Emergency physicians can be an ornery bunch, often opinionated and not afraid to speak out on a wide variety of issues. As emergency room (ER) overcrowding in Canada is seen as an early-warning signal for more wide-ranging problems within the health care system, having ER doctors who are willing to be vocal about their concerns is not necessarily a bad thing. (It’s worth noting that arguably the most high-profile media physician in Canada – Dr. Brian Goldman @NightShiftMD, host of the Canadian Broadcasting Corporation’s White Coat Black Art is an ER doc).
Combining an ER physician with Twitter, as you can imagine, can be a potent mixture.
Nowhere has this been more dramatically demonstrated than last week in Prince Edward Island, a province of only 140,000 individuals and about 235 physicians
Dr. Trevor Jain (@Jainbrae), is an ER physician at the Queen Elizabeth Hospital in Charlottetown, the province’s largest acute care facility. On August 27, he posted a series of tweets expressing concerns about staffing levels in the hospital’s ER noting that one physician had quit and another was considering leaving over safety concerns. Now, Dr. Jain is not highly active on the Twitter and at the time of these tweets he had about 250 followers and had fewer than 450 tweets to his credit.

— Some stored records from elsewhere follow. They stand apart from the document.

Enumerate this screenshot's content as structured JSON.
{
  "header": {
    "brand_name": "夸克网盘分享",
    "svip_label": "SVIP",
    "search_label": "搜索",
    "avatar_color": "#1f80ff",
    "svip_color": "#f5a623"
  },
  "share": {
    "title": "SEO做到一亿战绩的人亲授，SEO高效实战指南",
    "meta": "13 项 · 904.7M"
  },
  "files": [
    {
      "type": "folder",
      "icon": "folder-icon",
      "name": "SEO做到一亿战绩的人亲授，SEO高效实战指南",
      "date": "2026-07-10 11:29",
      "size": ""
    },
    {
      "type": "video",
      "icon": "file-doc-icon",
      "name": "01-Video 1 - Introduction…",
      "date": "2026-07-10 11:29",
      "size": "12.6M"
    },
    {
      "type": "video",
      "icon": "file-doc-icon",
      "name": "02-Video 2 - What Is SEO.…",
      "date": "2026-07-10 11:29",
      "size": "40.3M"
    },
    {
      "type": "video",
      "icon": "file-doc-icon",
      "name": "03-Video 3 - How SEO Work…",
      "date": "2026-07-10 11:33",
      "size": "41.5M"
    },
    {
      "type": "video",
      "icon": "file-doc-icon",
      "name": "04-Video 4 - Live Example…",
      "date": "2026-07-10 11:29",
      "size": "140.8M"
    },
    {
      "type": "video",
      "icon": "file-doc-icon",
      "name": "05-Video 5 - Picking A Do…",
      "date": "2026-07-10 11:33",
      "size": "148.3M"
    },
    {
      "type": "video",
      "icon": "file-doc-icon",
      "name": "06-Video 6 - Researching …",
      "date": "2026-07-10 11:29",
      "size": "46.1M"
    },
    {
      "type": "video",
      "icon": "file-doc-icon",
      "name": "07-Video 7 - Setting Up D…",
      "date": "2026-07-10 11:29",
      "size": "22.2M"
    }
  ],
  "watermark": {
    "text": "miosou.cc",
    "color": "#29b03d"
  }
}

However, the tweets came to the attention of the regional CBC news bureau which wrote a story based solely on their contents, as Dr. Jain declined to be interviewed. In the story, the hospital’s medical director admitted the staffing situation in the ER had caused “considerable consternation” but was only temporary. The story in almost identical form was picked up by the other major network in the province as well as the province’s only daily newspaper.
Dr. Jain has told us he has been criticized for using Twitter to express his concerns but he is unrepentant. Certainly, I am sure many in the hospital bureaucracy would have preferred him to have gone through the proper channels to express his views. Without knowing the specifics of the hospital policies or bylaws on this topic it is hard to say whether Dr. Jain was actually doing something that was formally forbidden. Given that many hospitals in Canada continue to lack social media policies, it may be that guidance or rules in this area were lacking.
While Dr. Jain may be on the receiving end of criticism for the approach he took, it is undeniable that it was effective. Numerous messages of support have appeared in his Twitter feed and the CBC news story was retweeted by many, including possibly the globe’s most active social media physician advocate Dr. Berci Meskó, who at last count had 33,678 followers.
This situation serves as a case study to how – without ever communicating with established media – a physician can bring attention to a local health care issue he feels is of concern. Given the growing concern in Canada about undue restrictions placed on the right of physicians to speak out about such issues by local authorities, here again, surely we have a demonstration that social media is changing the playing field.